Photo Source: Mobitel Sri Lanka
Elsewhere, a promising start to distance education and mobile learning was the memorandum of understanding signed between the African Virtual University and iHub Research in Kenya in 2012. Not only is this is important because it acknowledges that in Africa the reach of mobile services will likely always eclipse that of physical schools and fixed-line infrastructure, it also maps into the potential of creating new opportunities for education access that are locally designed and relevant.
So what about the 126 million out-of-school learners at the primary and secondary levels?
In the United States, so-called virtual high schools are bridging gaps for students who are physically unable to attend school, experience time constraints, or prefer home school environments.
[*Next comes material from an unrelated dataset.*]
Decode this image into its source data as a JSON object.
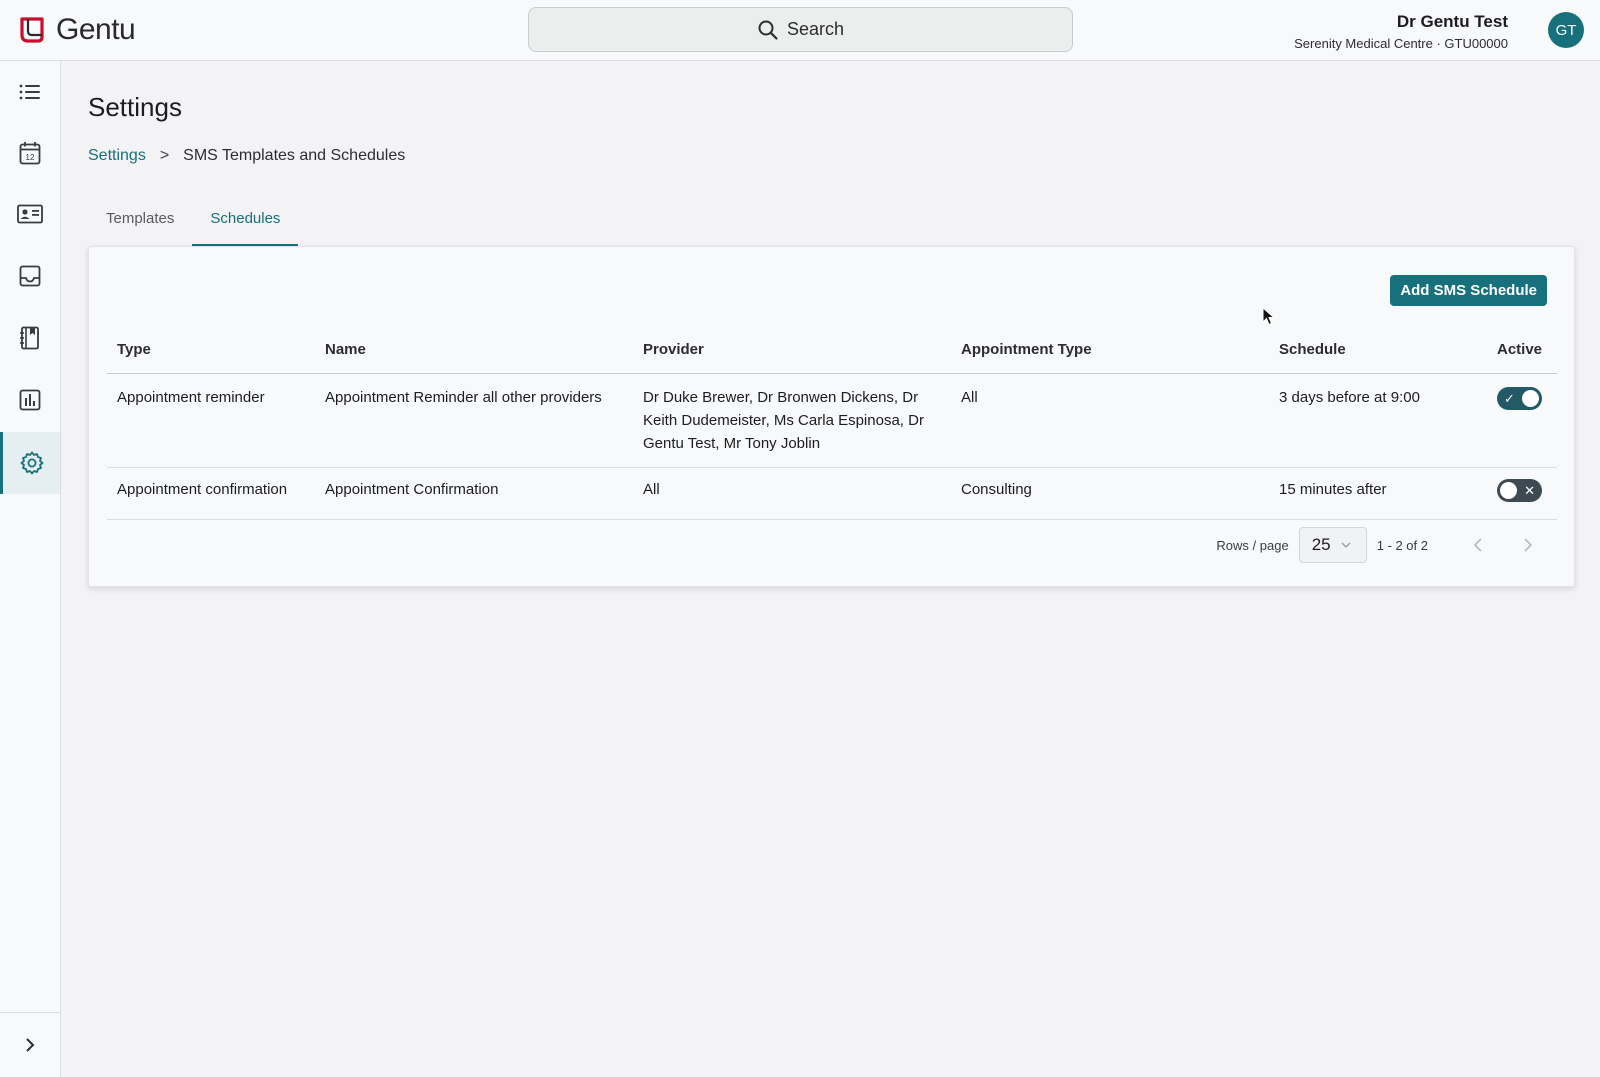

At present, however, most of these opportunities are PC-based. In South Africa, Dr Math offers mobile device-based tutoring services for young learners, but this is still not an avenue to receiving formal education so much as it is support for students who already have access. I believe that somewhere between these two approaches lies a model that can help children who are out-of-school access quality education on a consistent basis. A step in the right direction would be to figure out how a model informed by evidence-based, participatory research involving communities, governments, civil society organizations, and the private sector could work.
What do I recommend?
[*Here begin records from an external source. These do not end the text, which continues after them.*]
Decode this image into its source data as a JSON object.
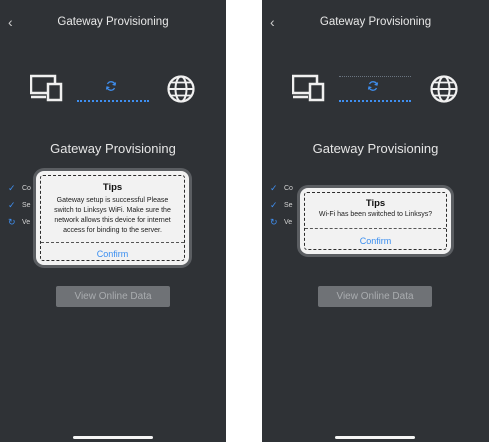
{
  "screens": [
    {
      "header_title": "Gateway Provisioning",
      "back_icon": "chevron-left-icon",
      "main_title": "Gateway Provisioning",
      "steps": [
        {
          "icon": "check-icon",
          "label": "Co"
        },
        {
          "icon": "check-icon",
          "label": "Se"
        },
        {
          "icon": "sync-icon",
          "label": "Ve"
        }
      ],
      "view_button": "View Online Data",
      "dialog": {
        "title": "Tips",
        "message": "Gateway setup is successful Please switch to Linksys WiFi. Make sure the network allows this device for internet access for binding to the server.",
        "confirm": "Confirm"
      }
    },
    {
      "header_title": "Gateway Provisioning",
      "back_icon": "chevron-left-icon",
      "main_title": "Gateway Provisioning",
      "steps": [
        {
          "icon": "check-icon",
          "label": "Co"
        },
        {
          "icon": "check-icon",
          "label": "Se"
        },
        {
          "icon": "sync-icon",
          "label": "Ve"
        }
      ],
      "view_button": "View Online Data",
      "dialog": {
        "title": "Tips",
        "message": "Wi-Fi has been switched to Linksys?",
        "confirm": "Confirm"
      }
    }
  ],
  "colors": {
    "background": "#2f3236",
    "accent": "#3f8ff0",
    "dialog": "#f2f2f2",
    "button_disabled": "#6f7276"
  }
}
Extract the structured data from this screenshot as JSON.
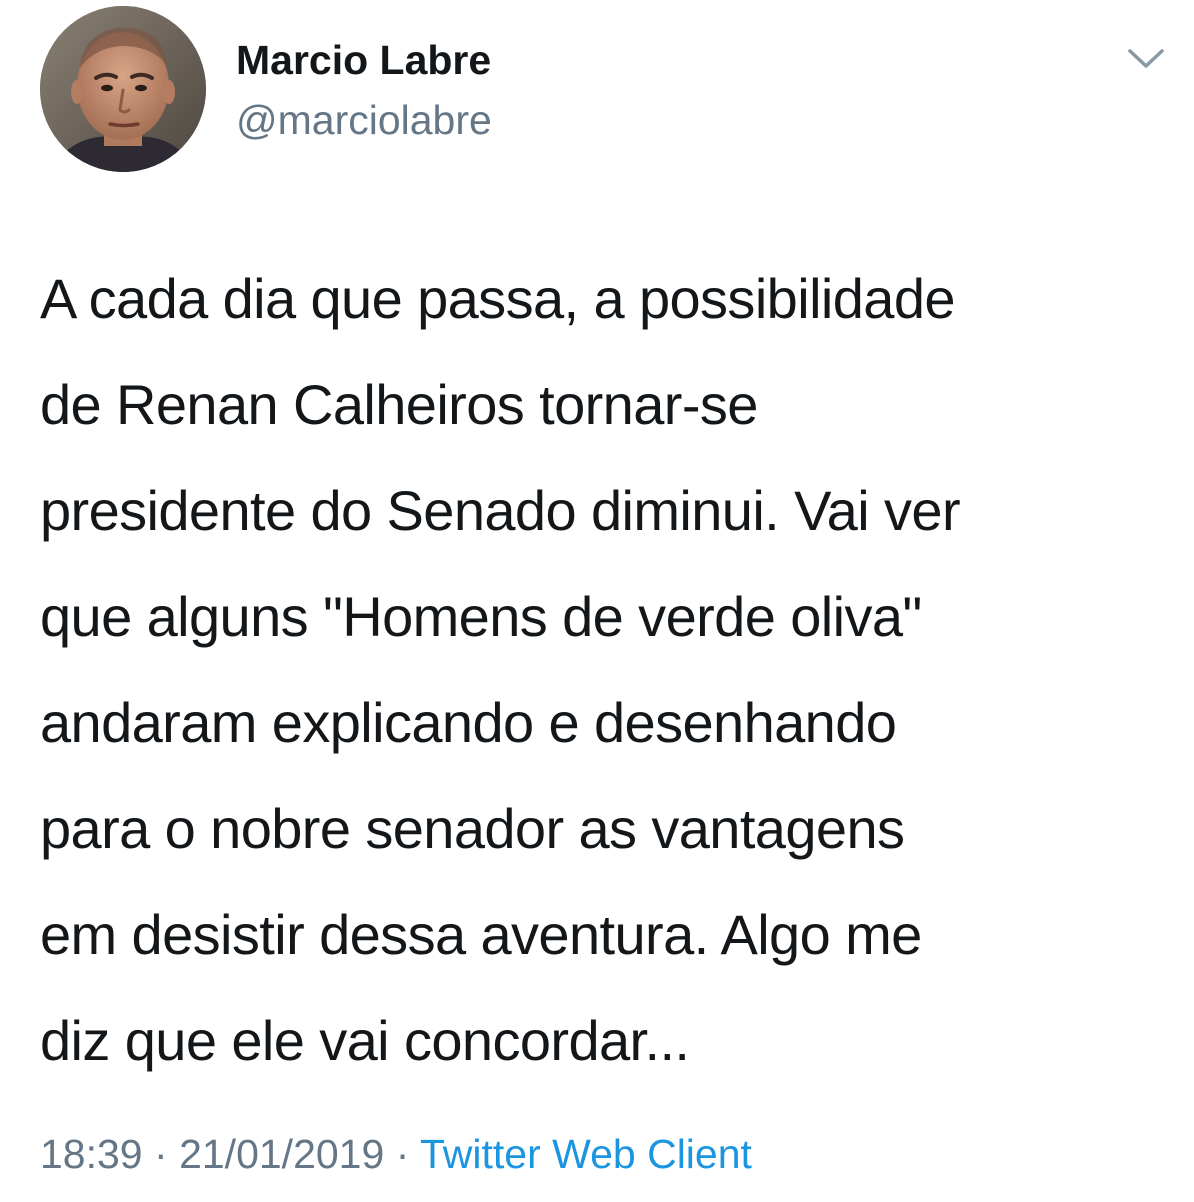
{
  "tweet": {
    "author": {
      "display_name": "Marcio Labre",
      "handle": "@marciolabre",
      "avatar": "profile-photo"
    },
    "menu_icon": "chevron-down-icon",
    "text_lines": [
      "A cada dia que passa, a possibilidade",
      "de Renan Calheiros tornar-se",
      "presidente do Senado diminui. Vai ver",
      "que alguns \"Homens de verde oliva\"",
      "andaram explicando e desenhando",
      "para o nobre senador as vantagens",
      "em desistir dessa aventura. Algo me",
      "diz que ele vai concordar..."
    ],
    "time": "18:39",
    "separator": "·",
    "date": "21/01/2019",
    "source": "Twitter Web Client"
  },
  "colors": {
    "text": "#14171a",
    "secondary": "#657786",
    "link": "#1b95e0",
    "background": "#ffffff"
  }
}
As most anyone will caution you, a one-size-fits-all approach cannot be taken to address the critical issue of out-of-school children, but for countries where fixed-line and school infrastructure is lacking mobile learning represents some opportunities. Here is where I think the work can begin:
- Ask the out-of-school children what they need. Work with them to understand what their desired educational outcomes are and how they might be facilitated. I don’t believe enough of this dialogue has taken place.
- Forge multi-stakeholder partnerships of organizations and people that are broadly interested in and/or committed to realizing the potential of mobile use in education. These coalitions should include representatives from among the out-of-school children.
- Stakeholders should collaboratively examine and act upon the areas that mobile can make contributions where fixed and PC-based services cannot. In many respects, practical implementations of mobile learning initiatives for out-of-school children are relatively few and nascent. Yet, a growing evidence base exists that people can draw from. Don’t reinvent the wheel!
- Stop focusing on what mobile can’t help people do and instead work with what it can. As mentioned earlier, there are still ways that even basic handsets can facilitate knowledge construction among geographically dispersed learners.
- Fear of technology and associated power dynamics between parents, teachers and learners must be overcome if mobile learning to reach out-of-school children is to have a chance to make an impact. While we must always be vigilant of any negative effects mobile learning for out-of-school children and their communities might create, these possibilities alone are not sufficient reason not to work towards this opportunity.
Right now we are leaving children behind. So when will we realize that out-of-school does not have to mean out of reach? While use of mobile undoubtedly has its challenges in providing access to education, we would be hard pressed to find a child among the 126 million who does not think it is at least worth a try.